[PROBLEM DESCRIPTION]
Take the entries below and retype them exactly.

:: DATA PROVIDED ::

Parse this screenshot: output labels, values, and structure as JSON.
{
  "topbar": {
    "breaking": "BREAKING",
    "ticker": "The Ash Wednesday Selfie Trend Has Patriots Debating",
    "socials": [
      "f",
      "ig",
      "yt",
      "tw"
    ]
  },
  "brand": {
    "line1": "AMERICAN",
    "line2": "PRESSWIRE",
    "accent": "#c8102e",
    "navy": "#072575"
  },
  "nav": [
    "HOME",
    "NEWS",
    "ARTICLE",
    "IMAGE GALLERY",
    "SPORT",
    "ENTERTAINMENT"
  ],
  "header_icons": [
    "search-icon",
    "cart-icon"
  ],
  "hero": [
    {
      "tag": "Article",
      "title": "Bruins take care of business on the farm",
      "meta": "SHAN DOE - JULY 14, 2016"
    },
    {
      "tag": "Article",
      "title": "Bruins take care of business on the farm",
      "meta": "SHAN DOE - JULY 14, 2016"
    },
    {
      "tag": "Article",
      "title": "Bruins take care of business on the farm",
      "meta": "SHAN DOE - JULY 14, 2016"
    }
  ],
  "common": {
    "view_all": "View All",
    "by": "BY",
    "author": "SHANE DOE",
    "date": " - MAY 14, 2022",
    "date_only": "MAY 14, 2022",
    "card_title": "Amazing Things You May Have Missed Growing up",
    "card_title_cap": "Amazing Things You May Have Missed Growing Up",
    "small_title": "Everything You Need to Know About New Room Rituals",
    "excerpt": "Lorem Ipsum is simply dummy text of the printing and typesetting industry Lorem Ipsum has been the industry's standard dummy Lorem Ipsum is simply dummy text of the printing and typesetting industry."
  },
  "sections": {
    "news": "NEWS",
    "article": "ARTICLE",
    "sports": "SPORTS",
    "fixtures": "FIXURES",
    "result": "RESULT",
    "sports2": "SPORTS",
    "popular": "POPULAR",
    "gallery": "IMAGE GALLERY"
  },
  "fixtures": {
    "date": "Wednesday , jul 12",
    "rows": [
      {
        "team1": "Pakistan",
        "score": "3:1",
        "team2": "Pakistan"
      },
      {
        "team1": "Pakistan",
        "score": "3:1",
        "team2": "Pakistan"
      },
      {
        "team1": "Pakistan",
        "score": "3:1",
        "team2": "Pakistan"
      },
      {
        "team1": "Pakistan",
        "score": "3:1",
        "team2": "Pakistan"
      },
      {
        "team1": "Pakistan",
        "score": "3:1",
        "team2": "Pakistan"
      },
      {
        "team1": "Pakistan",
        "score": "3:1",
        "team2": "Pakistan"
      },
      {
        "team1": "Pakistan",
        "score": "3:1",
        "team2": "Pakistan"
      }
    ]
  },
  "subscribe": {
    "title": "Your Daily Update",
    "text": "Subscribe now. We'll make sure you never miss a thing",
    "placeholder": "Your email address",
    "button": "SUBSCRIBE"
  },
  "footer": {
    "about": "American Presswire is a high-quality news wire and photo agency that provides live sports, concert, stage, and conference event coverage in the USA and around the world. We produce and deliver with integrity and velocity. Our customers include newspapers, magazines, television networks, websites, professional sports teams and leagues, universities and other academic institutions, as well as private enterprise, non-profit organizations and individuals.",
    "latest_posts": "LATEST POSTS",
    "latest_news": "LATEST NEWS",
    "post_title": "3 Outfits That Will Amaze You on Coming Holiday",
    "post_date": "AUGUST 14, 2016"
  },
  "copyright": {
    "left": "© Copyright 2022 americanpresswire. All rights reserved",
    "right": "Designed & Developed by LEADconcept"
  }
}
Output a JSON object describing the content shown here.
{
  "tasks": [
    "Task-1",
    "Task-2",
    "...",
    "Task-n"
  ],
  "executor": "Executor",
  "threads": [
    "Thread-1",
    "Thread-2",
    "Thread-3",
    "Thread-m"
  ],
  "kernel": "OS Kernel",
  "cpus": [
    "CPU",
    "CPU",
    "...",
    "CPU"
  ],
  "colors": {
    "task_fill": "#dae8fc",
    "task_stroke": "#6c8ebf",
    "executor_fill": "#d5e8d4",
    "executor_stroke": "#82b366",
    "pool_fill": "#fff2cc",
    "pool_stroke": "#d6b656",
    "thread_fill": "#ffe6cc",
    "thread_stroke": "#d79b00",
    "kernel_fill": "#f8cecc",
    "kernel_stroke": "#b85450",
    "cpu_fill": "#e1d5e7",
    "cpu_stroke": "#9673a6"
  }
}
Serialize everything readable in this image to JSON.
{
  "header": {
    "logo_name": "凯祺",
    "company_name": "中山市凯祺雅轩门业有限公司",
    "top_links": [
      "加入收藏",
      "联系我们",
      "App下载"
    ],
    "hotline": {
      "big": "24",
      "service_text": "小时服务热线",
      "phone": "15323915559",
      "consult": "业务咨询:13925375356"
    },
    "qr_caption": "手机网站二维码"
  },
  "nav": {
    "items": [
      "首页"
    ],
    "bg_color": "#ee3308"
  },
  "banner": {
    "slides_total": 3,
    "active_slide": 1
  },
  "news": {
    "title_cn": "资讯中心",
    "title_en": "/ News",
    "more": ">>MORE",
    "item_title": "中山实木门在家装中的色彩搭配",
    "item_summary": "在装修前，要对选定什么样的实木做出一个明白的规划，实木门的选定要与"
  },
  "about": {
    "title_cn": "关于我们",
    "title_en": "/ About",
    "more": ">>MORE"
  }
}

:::

[ANSWER TO THIS EXERCISE]
Parse this screenshot: output labels, values, and structure as JSON.
{
  "topbar": {
    "breaking": "BREAKING",
    "ticker": "The Ash Wednesday Selfie Trend Has Patriots Debating",
    "socials": [
      "f",
      "ig",
      "yt",
      "tw"
    ]
  },
  "brand": {
    "line1": "AMERICAN",
    "line2": "PRESSWIRE",
    "accent": "#c8102e",
    "navy": "#072575"
  },
  "nav": [
    "HOME",
    "NEWS",
    "ARTICLE",
    "IMAGE GALLERY",
    "SPORT",
    "ENTERTAINMENT"
  ],
  "header_icons": [
    "search-icon",
    "cart-icon"
  ],
  "hero": [
    {
      "tag": "Article",
      "title": "Bruins take care of business on the farm",
      "meta": "SHAN DOE - JULY 14, 2016"
    },
    {
      "tag": "Article",
      "title": "Bruins take care of business on the farm",
      "meta": "SHAN DOE - JULY 14, 2016"
    },
    {
      "tag": "Article",
      "title": "Bruins take care of business on the farm",
      "meta": "SHAN DOE - JULY 14, 2016"
    }
  ],
  "common": {
    "view_all": "View All",
    "by": "BY",
    "author": "SHANE DOE",
    "date": " - MAY 14, 2022",
    "date_only": "MAY 14, 2022",
    "card_title": "Amazing Things You May Have Missed Growing up",
    "card_title_cap": "Amazing Things You May Have Missed Growing Up",
    "small_title": "Everything You Need to Know About New Room Rituals",
    "excerpt": "Lorem Ipsum is simply dummy text of the printing and typesetting industry Lorem Ipsum has been the industry's standard dummy Lorem Ipsum is simply dummy text of the printing and typesetting industry."
  },
  "sections": {
    "news": "NEWS",
    "article": "ARTICLE",
    "sports": "SPORTS",
    "fixtures": "FIXURES",
    "result": "RESULT",
    "sports2": "SPORTS",
    "popular": "POPULAR",
    "gallery": "IMAGE GALLERY"
  },
  "fixtures": {
    "date": "Wednesday , jul 12",
    "rows": [
      {
        "team1": "Pakistan",
        "score": "3:1",
        "team2": "Pakistan"
      },
      {
        "team1": "Pakistan",
        "score": "3:1",
        "team2": "Pakistan"
      },
      {
        "team1": "Pakistan",
        "score": "3:1",
        "team2": "Pakistan"
      },
      {
        "team1": "Pakistan",
        "score": "3:1",
        "team2": "Pakistan"
      },
      {
        "team1": "Pakistan",
        "score": "3:1",
        "team2": "Pakistan"
      },
      {
        "team1": "Pakistan",
        "score": "3:1",
        "team2": "Pakistan"
      },
      {
        "team1": "Pakistan",
        "score": "3:1",
        "team2": "Pakistan"
      }
    ]
  },
  "subscribe": {
    "title": "Your Daily Update",
    "text": "Subscribe now. We'll make sure you never miss a thing",
    "placeholder": "Your email address",
    "button": "SUBSCRIBE"
  },
  "footer": {
    "about": "American Presswire is a high-quality news wire and photo agency that provides live sports, concert, stage, and conference event coverage in the USA and around the world. We produce and deliver with integrity and velocity. Our customers include newspapers, magazines, television networks, websites, professional sports teams and leagues, universities and other academic institutions, as well as private enterprise, non-profit organizations and individuals.",
    "latest_posts": "LATEST POSTS",
    "latest_news": "LATEST NEWS",
    "post_title": "3 Outfits That Will Amaze You on Coming Holiday",
    "post_date": "AUGUST 14, 2016"
  },
  "copyright": {
    "left": "© Copyright 2022 americanpresswire. All rights reserved",
    "right": "Designed & Developed by LEADconcept"
  }
}
Output a JSON object describing the content shown here.
{
  "tasks": [
    "Task-1",
    "Task-2",
    "...",
    "Task-n"
  ],
  "executor": "Executor",
  "threads": [
    "Thread-1",
    "Thread-2",
    "Thread-3",
    "Thread-m"
  ],
  "kernel": "OS Kernel",
  "cpus": [
    "CPU",
    "CPU",
    "...",
    "CPU"
  ],
  "colors": {
    "task_fill": "#dae8fc",
    "task_stroke": "#6c8ebf",
    "executor_fill": "#d5e8d4",
    "executor_stroke": "#82b366",
    "pool_fill": "#fff2cc",
    "pool_stroke": "#d6b656",
    "thread_fill": "#ffe6cc",
    "thread_stroke": "#d79b00",
    "kernel_fill": "#f8cecc",
    "kernel_stroke": "#b85450",
    "cpu_fill": "#e1d5e7",
    "cpu_stroke": "#9673a6"
  }
}
Serialize everything readable in this image to JSON.
{
  "header": {
    "logo_name": "凯祺",
    "company_name": "中山市凯祺雅轩门业有限公司",
    "top_links": [
      "加入收藏",
      "联系我们",
      "App下载"
    ],
    "hotline": {
      "big": "24",
      "service_text": "小时服务热线",
      "phone": "15323915559",
      "consult": "业务咨询:13925375356"
    },
    "qr_caption": "手机网站二维码"
  },
  "nav": {
    "items": [
      "首页"
    ],
    "bg_color": "#ee3308"
  },
  "banner": {
    "slides_total": 3,
    "active_slide": 1
  },
  "news": {
    "title_cn": "资讯中心",
    "title_en": "/ News",
    "more": ">>MORE",
    "item_title": "中山实木门在家装中的色彩搭配",
    "item_summary": "在装修前，要对选定什么样的实木做出一个明白的规划，实木门的选定要与"
  },
  "about": {
    "title_cn": "关于我们",
    "title_en": "/ About",
    "more": ">>MORE"
  }
}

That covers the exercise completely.